In risk management, most traditional approaches are built around a fundamental desire for analytical tractability. The reason for this is obvious: with only minor computational power of computers the only way to guarantee quick solutions was through mathematics. And in practice, when risk assessment and portfolio optimization becomes part of your business, you wouldn’t want to have a model that needs hours or days in order to come up with some insights into your risks.

However, in reality the challenges on your analytical risk management model are rather high. It is almost sure that your model will not have to deal with one-dimensional risks only. Whether high-dimensionality arises through multiple assets or multi-period risk assessment of one asset only: both cases force you to deal with interactions of multiple random variables, thereby complicating an analytical solution enormously. And, of course: in most real world situations, you will encounter both cases. Life just ain’t easy…
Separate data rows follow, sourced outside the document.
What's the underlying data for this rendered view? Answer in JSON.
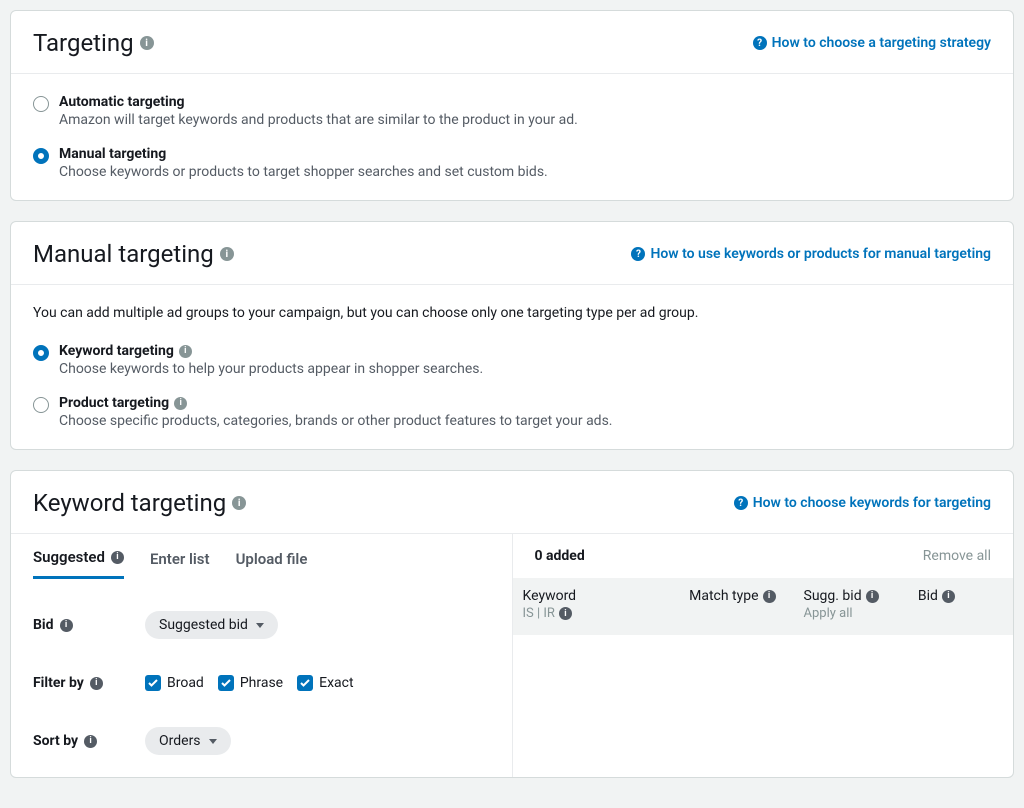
{
  "targeting": {
    "title": "Targeting",
    "help_link": "How to choose a targeting strategy",
    "options": {
      "auto": {
        "label": "Automatic targeting",
        "desc": "Amazon will target keywords and products that are similar to the product in your ad."
      },
      "manual": {
        "label": "Manual targeting",
        "desc": "Choose keywords or products to target shopper searches and set custom bids."
      }
    }
  },
  "manual": {
    "title": "Manual targeting",
    "help_link": "How to use keywords or products for manual targeting",
    "intro": "You can add multiple ad groups to your campaign, but you can choose only one targeting type per ad group.",
    "options": {
      "keyword": {
        "label": "Keyword targeting",
        "desc": "Choose keywords to help your products appear in shopper searches."
      },
      "product": {
        "label": "Product targeting",
        "desc": "Choose specific products, categories, brands or other product features to target your ads."
      }
    }
  },
  "keyword": {
    "title": "Keyword targeting",
    "help_link": "How to choose keywords for targeting",
    "tabs": {
      "suggested": "Suggested",
      "enter_list": "Enter list",
      "upload_file": "Upload file"
    },
    "controls": {
      "bid_label": "Bid",
      "bid_value": "Suggested bid",
      "filter_label": "Filter by",
      "filter_broad": "Broad",
      "filter_phrase": "Phrase",
      "filter_exact": "Exact",
      "sort_label": "Sort by",
      "sort_value": "Orders"
    },
    "right": {
      "added": "0 added",
      "remove_all": "Remove all",
      "col_keyword": "Keyword",
      "col_keyword_sub": "IS | IR",
      "col_match": "Match type",
      "col_sugg": "Sugg. bid",
      "col_sugg_sub": "Apply all",
      "col_bid": "Bid"
    }
  },
  "icons": {
    "info": "i",
    "help": "?"
  }
}
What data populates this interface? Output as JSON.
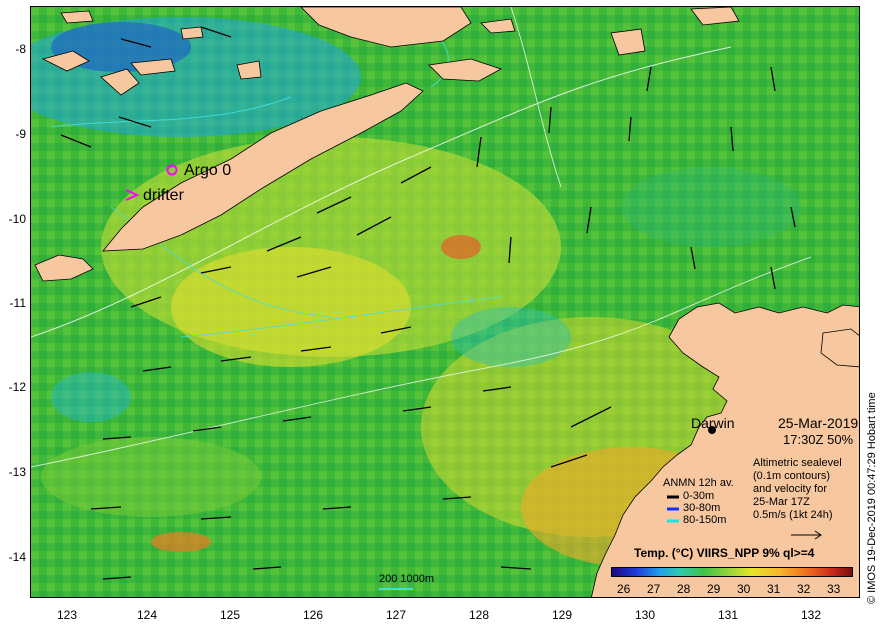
{
  "map": {
    "lat_labels": [
      "-8",
      "-9",
      "-10",
      "-11",
      "-12",
      "-13",
      "-14"
    ],
    "lon_labels": [
      "123",
      "124",
      "125",
      "126",
      "127",
      "128",
      "129",
      "130",
      "131",
      "132"
    ],
    "station_name": "Darwin",
    "date": "25-Mar-2019",
    "time_pct": "17:30Z  50%",
    "altimetry_note": [
      "Altimetric sealevel",
      "(0.1m contours)",
      "and velocity for",
      "25-Mar 17Z",
      "0.5m/s (1kt 24h)"
    ],
    "legend_title": "ANMN 12h av.",
    "legend_items": [
      {
        "label": "0-30m",
        "color": "#000000"
      },
      {
        "label": "30-80m",
        "color": "#1030ff"
      },
      {
        "label": "80-150m",
        "color": "#20e0e0"
      }
    ],
    "colorbar_title": "Temp. (°C) VIIRS_NPP 9% ql>=4",
    "colorbar_ticks": [
      "26",
      "27",
      "28",
      "29",
      "30",
      "31",
      "32",
      "33"
    ],
    "scale_label": "200  1000m",
    "argo_label": "Argo 0",
    "drifter_label": "drifter",
    "side_credit": "© IMOS 19-Dec-2019 00:47:29 Hobart time",
    "colors": {
      "land": "#f7c79f",
      "sea": "#3fb83a",
      "marker": "#ff00ff",
      "contour": "#40e0e0"
    }
  }
}
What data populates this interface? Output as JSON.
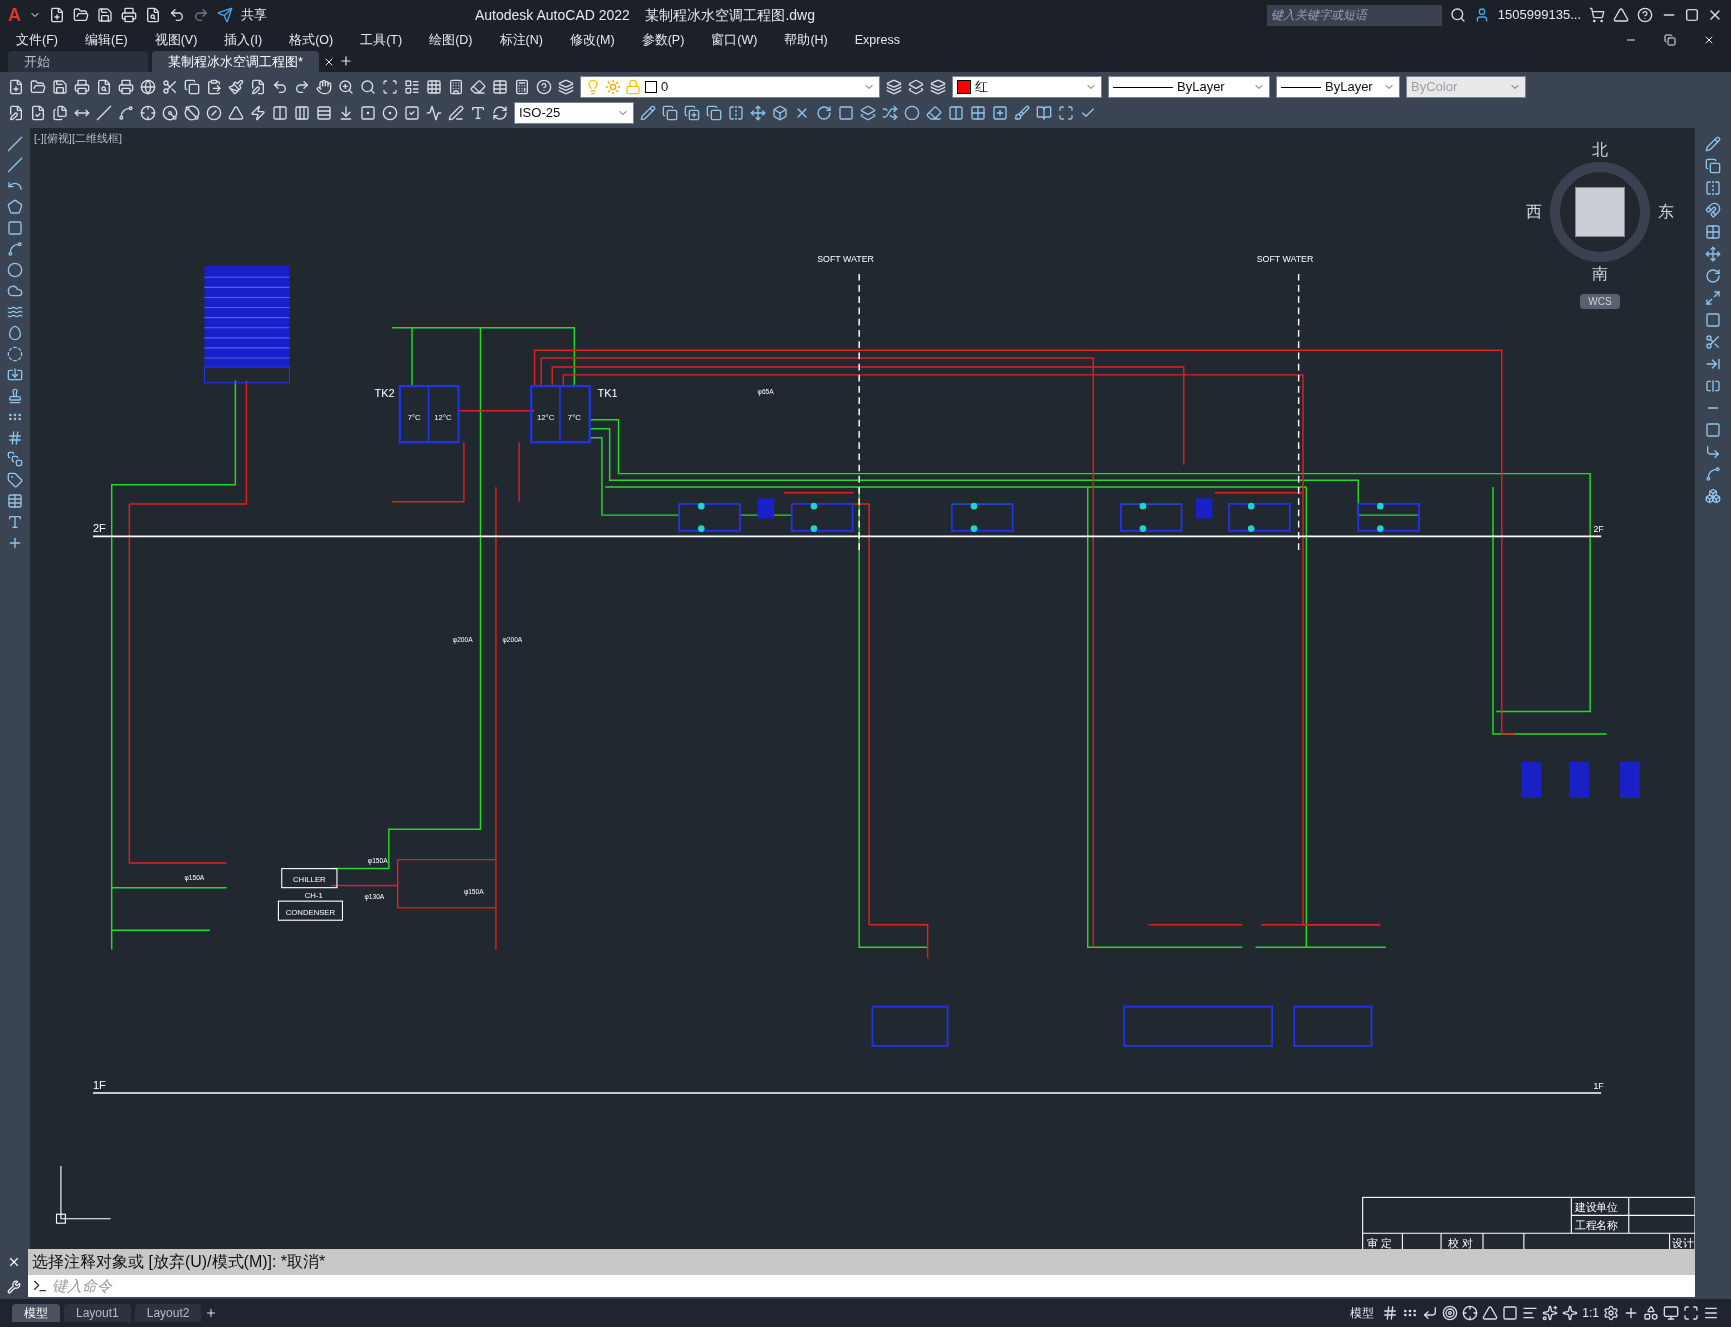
{
  "app": {
    "logo": "A",
    "share": "共享",
    "title": "Autodesk AutoCAD 2022    某制程冰水空调工程图.dwg",
    "search": {
      "placeholder": "键入关键字或短语"
    },
    "user": "1505999135..."
  },
  "menu": [
    "文件(F)",
    "编辑(E)",
    "视图(V)",
    "插入(I)",
    "格式(O)",
    "工具(T)",
    "绘图(D)",
    "标注(N)",
    "修改(M)",
    "参数(P)",
    "窗口(W)",
    "帮助(H)",
    "Express"
  ],
  "doc_tabs": [
    {
      "label": "开始",
      "selected": false
    },
    {
      "label": "某制程冰水空调工程图*",
      "selected": true
    }
  ],
  "properties": {
    "layer": "0",
    "color_name": "红",
    "linetype": "ByLayer",
    "lineweight": "ByLayer",
    "plot_style": {
      "value": "ByColor",
      "disabled": true
    },
    "dim_style": "ISO-25"
  },
  "viewport_label": "[-][俯视][二维线框]",
  "viewcube": {
    "north": "北",
    "south": "南",
    "east": "东",
    "west": "西",
    "ucs": "WCS"
  },
  "drawing": {
    "floors": [
      {
        "left": "2F",
        "right": "2F"
      },
      {
        "left": "1F",
        "right": "1F"
      }
    ],
    "tanks": [
      {
        "name": "TK2",
        "cells": [
          "7°C",
          "12°C"
        ]
      },
      {
        "name": "TK1",
        "cells": [
          "12°C",
          "7°C"
        ]
      }
    ],
    "chiller": {
      "label": "CHILLER",
      "id": "CH-1",
      "condenser": "CONDENSER"
    },
    "soft_water": [
      "SOFT WATER",
      "SOFT WATER"
    ],
    "pipe_sizes": [
      "φ150A",
      "φ150A",
      "φ130A",
      "φ150A",
      "φ200A",
      "φ200A",
      "φ65A"
    ],
    "title_block": [
      "建设单位",
      "工程名称",
      "审 定",
      "校 对",
      "设计"
    ]
  },
  "command": {
    "history": "选择注释对象或 [放弃(U)/模式(M)]: *取消*",
    "placeholder": "键入命令"
  },
  "layout_tabs": [
    {
      "label": "模型",
      "selected": true
    },
    {
      "label": "Layout1",
      "selected": false
    },
    {
      "label": "Layout2",
      "selected": false
    }
  ],
  "status": {
    "mode": "模型",
    "scale": "1:1"
  }
}
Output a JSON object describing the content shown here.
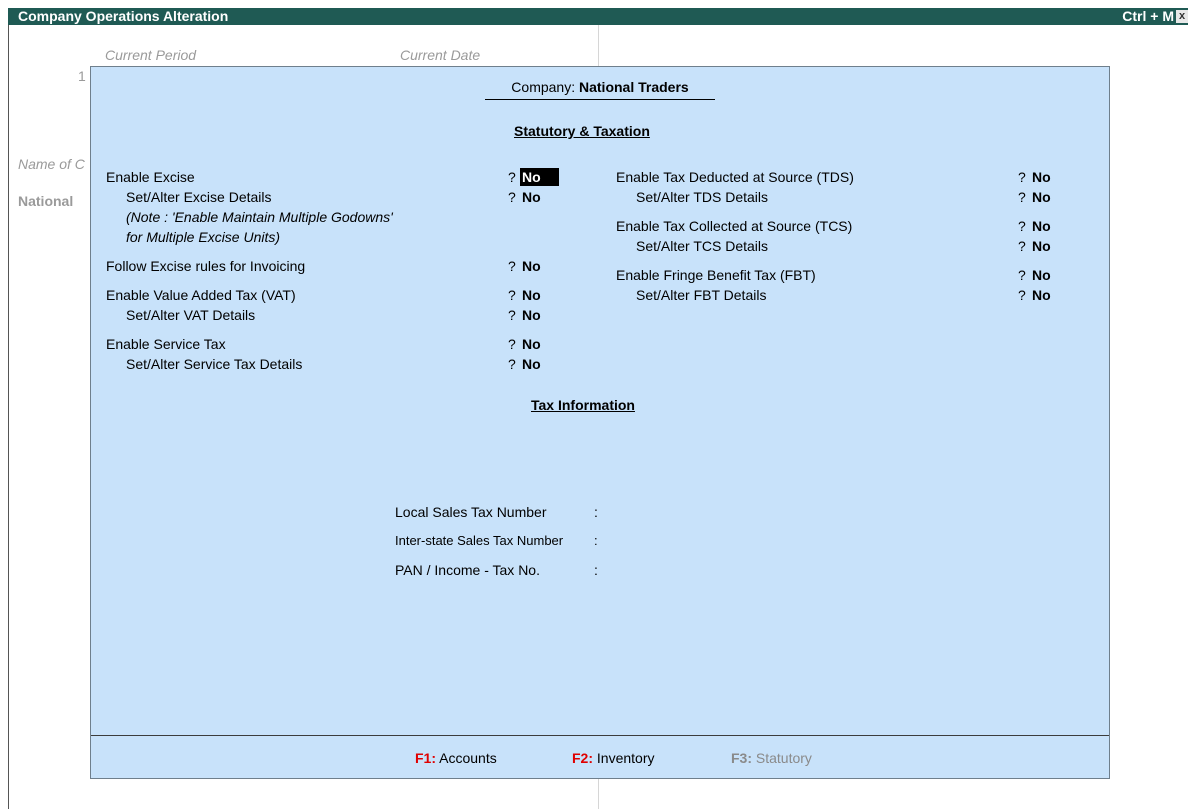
{
  "titlebar": {
    "title": "Company Operations  Alteration",
    "shortcut": "Ctrl + M",
    "close_glyph": "x"
  },
  "background": {
    "current_period_label": "Current Period",
    "current_date_label": "Current Date",
    "period_fragment": "1",
    "name_label_fragment": "Name of C",
    "company_fragment": "National"
  },
  "dialog": {
    "company_label": "Company:",
    "company_name": "National Traders",
    "section1_title": "Statutory & Taxation",
    "section2_title": "Tax Information",
    "left_options": [
      {
        "label": "Enable Excise",
        "value": "No",
        "q": "?"
      },
      {
        "label": "Set/Alter Excise Details",
        "value": "No",
        "q": "?"
      },
      {
        "label": "Follow Excise rules for Invoicing",
        "value": "No",
        "q": "?"
      },
      {
        "label": "Enable Value Added Tax (VAT)",
        "value": "No",
        "q": "?"
      },
      {
        "label": "Set/Alter VAT Details",
        "value": "No",
        "q": "?"
      },
      {
        "label": "Enable Service Tax",
        "value": "No",
        "q": "?"
      },
      {
        "label": "Set/Alter Service Tax Details",
        "value": "No",
        "q": "?"
      }
    ],
    "excise_note_line1": "(Note : 'Enable Maintain Multiple Godowns'",
    "excise_note_line2": "for Multiple Excise Units)",
    "right_options": [
      {
        "label": "Enable Tax Deducted at Source (TDS)",
        "value": "No",
        "q": "?"
      },
      {
        "label": "Set/Alter TDS Details",
        "value": "No",
        "q": "?"
      },
      {
        "label": "Enable Tax Collected at Source (TCS)",
        "value": "No",
        "q": "?"
      },
      {
        "label": "Set/Alter TCS Details",
        "value": "No",
        "q": "?"
      },
      {
        "label": "Enable Fringe Benefit Tax (FBT)",
        "value": "No",
        "q": "?"
      },
      {
        "label": "Set/Alter FBT Details",
        "value": "No",
        "q": "?"
      }
    ],
    "tax_fields": [
      {
        "label": "Local Sales Tax Number",
        "sep": ":"
      },
      {
        "label": "Inter-state Sales Tax Number",
        "sep": ":"
      },
      {
        "label": "PAN / Income - Tax No.",
        "sep": ":"
      }
    ]
  },
  "footer": {
    "f1_key": "F1:",
    "f1_label": "Accounts",
    "f2_key": "F2:",
    "f2_label": "Inventory",
    "f3_key": "F3:",
    "f3_label": "Statutory"
  },
  "colors": {
    "titlebar_bg": "#1f5a54",
    "dialog_bg": "#c8e2fa",
    "fkey_red": "#e00000",
    "disabled_grey": "#8a8a8a"
  }
}
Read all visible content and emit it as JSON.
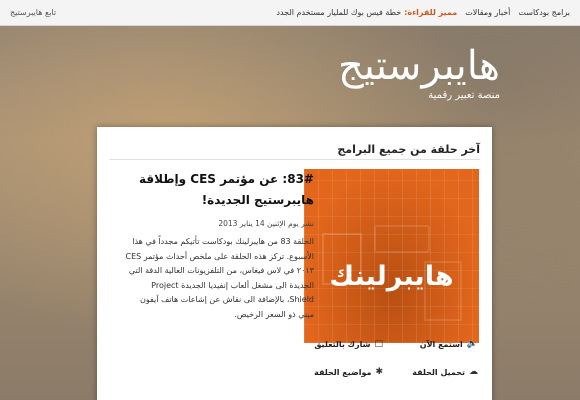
{
  "topbar": {
    "nav": [
      "برامج بودكاست",
      "أخبار ومقالات"
    ],
    "featured_label": "مميز للقراءة:",
    "featured_text": "خطة فيس بوك للمليار مستخدم الجدد",
    "follow": "تابع هايبرستيج"
  },
  "brand": {
    "logo": "هايبرستيج",
    "tagline": "منصة تعبير رقمية"
  },
  "section": {
    "title": "آخر حلقة من جميع البرامج"
  },
  "thumbnail": {
    "text": "هايبرلينك",
    "color": "#e2661c"
  },
  "post": {
    "title": "83#: عن مؤتمر CES وإطلاقة هايبرستيج الجديدة!",
    "date": "نشر يوم الإثنين 14 يناير 2013",
    "body": "الحلقة 83 من هايبرلينك بودكاست تأتيكم مجدداً في هذا الأسبوع. تركز هذه الحلقة على ملخص أحداث مؤتمر CES ٢٠١٣ في لاس فيغاس، من التلفزيونات العالية الدقة التي الجديدة الى مشغل ألعاب إنفيديا الجديدة Project Shield، بالإضافة الى نقاش عن إشاعات هاتف آيفون ميني ذو السعر الرخيص."
  },
  "actions": {
    "listen": {
      "label": "استمع الآن",
      "icon": "speaker-icon"
    },
    "comment": {
      "label": "شارك بالتعليق",
      "icon": "speech-bubble-icon"
    },
    "download": {
      "label": "تحميل الحلقة",
      "icon": "cloud-download-icon"
    },
    "topics": {
      "label": "مواضيع الحلقة",
      "icon": "asterisk-icon"
    }
  }
}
In this post we will try to work out some circumstances that need to prevail in order that we could still hope to find an analytical solution. Still, whether such convenient circumstances also do occur in reality, is something that we will need to put some further thought on afterwards.

Read the rest of this entry